Description of the task: Go through the entries and copy each one exactly. Leave none out.
########################################
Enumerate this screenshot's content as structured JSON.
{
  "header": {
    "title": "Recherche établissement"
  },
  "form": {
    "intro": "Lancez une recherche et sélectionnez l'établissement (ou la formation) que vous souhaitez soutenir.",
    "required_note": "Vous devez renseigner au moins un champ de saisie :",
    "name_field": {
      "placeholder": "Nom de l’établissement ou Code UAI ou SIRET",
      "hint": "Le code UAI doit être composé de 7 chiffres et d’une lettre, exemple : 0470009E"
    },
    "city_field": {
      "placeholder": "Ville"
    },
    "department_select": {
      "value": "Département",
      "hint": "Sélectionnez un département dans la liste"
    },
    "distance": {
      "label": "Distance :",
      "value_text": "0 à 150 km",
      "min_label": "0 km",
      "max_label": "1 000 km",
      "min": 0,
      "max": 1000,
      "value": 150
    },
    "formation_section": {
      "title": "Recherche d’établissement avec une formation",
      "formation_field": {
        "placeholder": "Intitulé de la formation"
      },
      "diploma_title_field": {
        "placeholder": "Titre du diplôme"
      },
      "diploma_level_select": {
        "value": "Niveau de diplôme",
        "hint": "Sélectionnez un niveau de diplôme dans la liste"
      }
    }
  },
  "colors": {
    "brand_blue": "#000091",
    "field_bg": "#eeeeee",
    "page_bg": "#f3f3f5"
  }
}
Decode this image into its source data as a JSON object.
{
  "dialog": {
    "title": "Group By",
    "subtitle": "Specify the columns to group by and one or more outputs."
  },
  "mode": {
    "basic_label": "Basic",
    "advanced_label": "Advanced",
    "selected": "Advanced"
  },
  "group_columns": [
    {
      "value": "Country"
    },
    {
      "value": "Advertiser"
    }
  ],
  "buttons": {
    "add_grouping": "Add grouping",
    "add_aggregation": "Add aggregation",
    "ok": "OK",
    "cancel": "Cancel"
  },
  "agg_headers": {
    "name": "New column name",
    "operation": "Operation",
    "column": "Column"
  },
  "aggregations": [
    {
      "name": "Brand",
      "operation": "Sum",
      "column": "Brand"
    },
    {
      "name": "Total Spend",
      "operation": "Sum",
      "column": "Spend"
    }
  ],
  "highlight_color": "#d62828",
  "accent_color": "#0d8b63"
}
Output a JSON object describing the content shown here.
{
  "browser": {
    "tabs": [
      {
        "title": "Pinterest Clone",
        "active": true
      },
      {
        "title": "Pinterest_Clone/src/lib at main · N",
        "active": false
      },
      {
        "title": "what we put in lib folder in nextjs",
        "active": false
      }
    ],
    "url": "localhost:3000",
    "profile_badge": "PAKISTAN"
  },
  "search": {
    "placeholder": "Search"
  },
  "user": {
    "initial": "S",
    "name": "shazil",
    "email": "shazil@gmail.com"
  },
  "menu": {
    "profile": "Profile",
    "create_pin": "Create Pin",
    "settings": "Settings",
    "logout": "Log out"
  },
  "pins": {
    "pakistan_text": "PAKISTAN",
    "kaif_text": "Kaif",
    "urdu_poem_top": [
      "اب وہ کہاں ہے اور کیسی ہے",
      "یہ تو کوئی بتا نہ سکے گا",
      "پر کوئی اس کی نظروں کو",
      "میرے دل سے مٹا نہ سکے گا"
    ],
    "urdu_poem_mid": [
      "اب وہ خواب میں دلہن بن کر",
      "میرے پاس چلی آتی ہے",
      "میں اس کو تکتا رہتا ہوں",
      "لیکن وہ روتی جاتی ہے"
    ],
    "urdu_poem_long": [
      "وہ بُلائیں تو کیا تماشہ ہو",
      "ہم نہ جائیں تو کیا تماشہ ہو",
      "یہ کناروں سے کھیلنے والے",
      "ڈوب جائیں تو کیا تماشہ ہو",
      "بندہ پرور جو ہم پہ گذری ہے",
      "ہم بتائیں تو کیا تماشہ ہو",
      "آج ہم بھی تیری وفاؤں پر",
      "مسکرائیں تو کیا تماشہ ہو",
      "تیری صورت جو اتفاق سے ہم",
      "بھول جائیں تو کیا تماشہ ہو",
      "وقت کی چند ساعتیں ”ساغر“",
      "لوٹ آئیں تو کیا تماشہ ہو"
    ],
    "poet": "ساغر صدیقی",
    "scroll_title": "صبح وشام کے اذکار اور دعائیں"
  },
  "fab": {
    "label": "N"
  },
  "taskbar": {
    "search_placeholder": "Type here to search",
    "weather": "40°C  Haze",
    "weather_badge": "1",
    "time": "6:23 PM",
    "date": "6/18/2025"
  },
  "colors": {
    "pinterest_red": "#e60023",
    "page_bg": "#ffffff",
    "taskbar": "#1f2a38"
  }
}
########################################
Solution for this task:
Enumerate this screenshot's content as structured JSON.
{
  "header": {
    "title": "Recherche établissement"
  },
  "form": {
    "intro": "Lancez une recherche et sélectionnez l'établissement (ou la formation) que vous souhaitez soutenir.",
    "required_note": "Vous devez renseigner au moins un champ de saisie :",
    "name_field": {
      "placeholder": "Nom de l’établissement ou Code UAI ou SIRET",
      "hint": "Le code UAI doit être composé de 7 chiffres et d’une lettre, exemple : 0470009E"
    },
    "city_field": {
      "placeholder": "Ville"
    },
    "department_select": {
      "value": "Département",
      "hint": "Sélectionnez un département dans la liste"
    },
    "distance": {
      "label": "Distance :",
      "value_text": "0 à 150 km",
      "min_label": "0 km",
      "max_label": "1 000 km",
      "min": 0,
      "max": 1000,
      "value": 150
    },
    "formation_section": {
      "title": "Recherche d’établissement avec une formation",
      "formation_field": {
        "placeholder": "Intitulé de la formation"
      },
      "diploma_title_field": {
        "placeholder": "Titre du diplôme"
      },
      "diploma_level_select": {
        "value": "Niveau de diplôme",
        "hint": "Sélectionnez un niveau de diplôme dans la liste"
      }
    }
  },
  "colors": {
    "brand_blue": "#000091",
    "field_bg": "#eeeeee",
    "page_bg": "#f3f3f5"
  }
}
Decode this image into its source data as a JSON object.
{
  "dialog": {
    "title": "Group By",
    "subtitle": "Specify the columns to group by and one or more outputs."
  },
  "mode": {
    "basic_label": "Basic",
    "advanced_label": "Advanced",
    "selected": "Advanced"
  },
  "group_columns": [
    {
      "value": "Country"
    },
    {
      "value": "Advertiser"
    }
  ],
  "buttons": {
    "add_grouping": "Add grouping",
    "add_aggregation": "Add aggregation",
    "ok": "OK",
    "cancel": "Cancel"
  },
  "agg_headers": {
    "name": "New column name",
    "operation": "Operation",
    "column": "Column"
  },
  "aggregations": [
    {
      "name": "Brand",
      "operation": "Sum",
      "column": "Brand"
    },
    {
      "name": "Total Spend",
      "operation": "Sum",
      "column": "Spend"
    }
  ],
  "highlight_color": "#d62828",
  "accent_color": "#0d8b63"
}
Output a JSON object describing the content shown here.
{
  "browser": {
    "tabs": [
      {
        "title": "Pinterest Clone",
        "active": true
      },
      {
        "title": "Pinterest_Clone/src/lib at main · N",
        "active": false
      },
      {
        "title": "what we put in lib folder in nextjs",
        "active": false
      }
    ],
    "url": "localhost:3000",
    "profile_badge": "PAKISTAN"
  },
  "search": {
    "placeholder": "Search"
  },
  "user": {
    "initial": "S",
    "name": "shazil",
    "email": "shazil@gmail.com"
  },
  "menu": {
    "profile": "Profile",
    "create_pin": "Create Pin",
    "settings": "Settings",
    "logout": "Log out"
  },
  "pins": {
    "pakistan_text": "PAKISTAN",
    "kaif_text": "Kaif",
    "urdu_poem_top": [
      "اب وہ کہاں ہے اور کیسی ہے",
      "یہ تو کوئی بتا نہ سکے گا",
      "پر کوئی اس کی نظروں کو",
      "میرے دل سے مٹا نہ سکے گا"
    ],
    "urdu_poem_mid": [
      "اب وہ خواب میں دلہن بن کر",
      "میرے پاس چلی آتی ہے",
      "میں اس کو تکتا رہتا ہوں",
      "لیکن وہ روتی جاتی ہے"
    ],
    "urdu_poem_long": [
      "وہ بُلائیں تو کیا تماشہ ہو",
      "ہم نہ جائیں تو کیا تماشہ ہو",
      "یہ کناروں سے کھیلنے والے",
      "ڈوب جائیں تو کیا تماشہ ہو",
      "بندہ پرور جو ہم پہ گذری ہے",
      "ہم بتائیں تو کیا تماشہ ہو",
      "آج ہم بھی تیری وفاؤں پر",
      "مسکرائیں تو کیا تماشہ ہو",
      "تیری صورت جو اتفاق سے ہم",
      "بھول جائیں تو کیا تماشہ ہو",
      "وقت کی چند ساعتیں ”ساغر“",
      "لوٹ آئیں تو کیا تماشہ ہو"
    ],
    "poet": "ساغر صدیقی",
    "scroll_title": "صبح وشام کے اذکار اور دعائیں"
  },
  "fab": {
    "label": "N"
  },
  "taskbar": {
    "search_placeholder": "Type here to search",
    "weather": "40°C  Haze",
    "weather_badge": "1",
    "time": "6:23 PM",
    "date": "6/18/2025"
  },
  "colors": {
    "pinterest_red": "#e60023",
    "page_bg": "#ffffff",
    "taskbar": "#1f2a38"
  }
}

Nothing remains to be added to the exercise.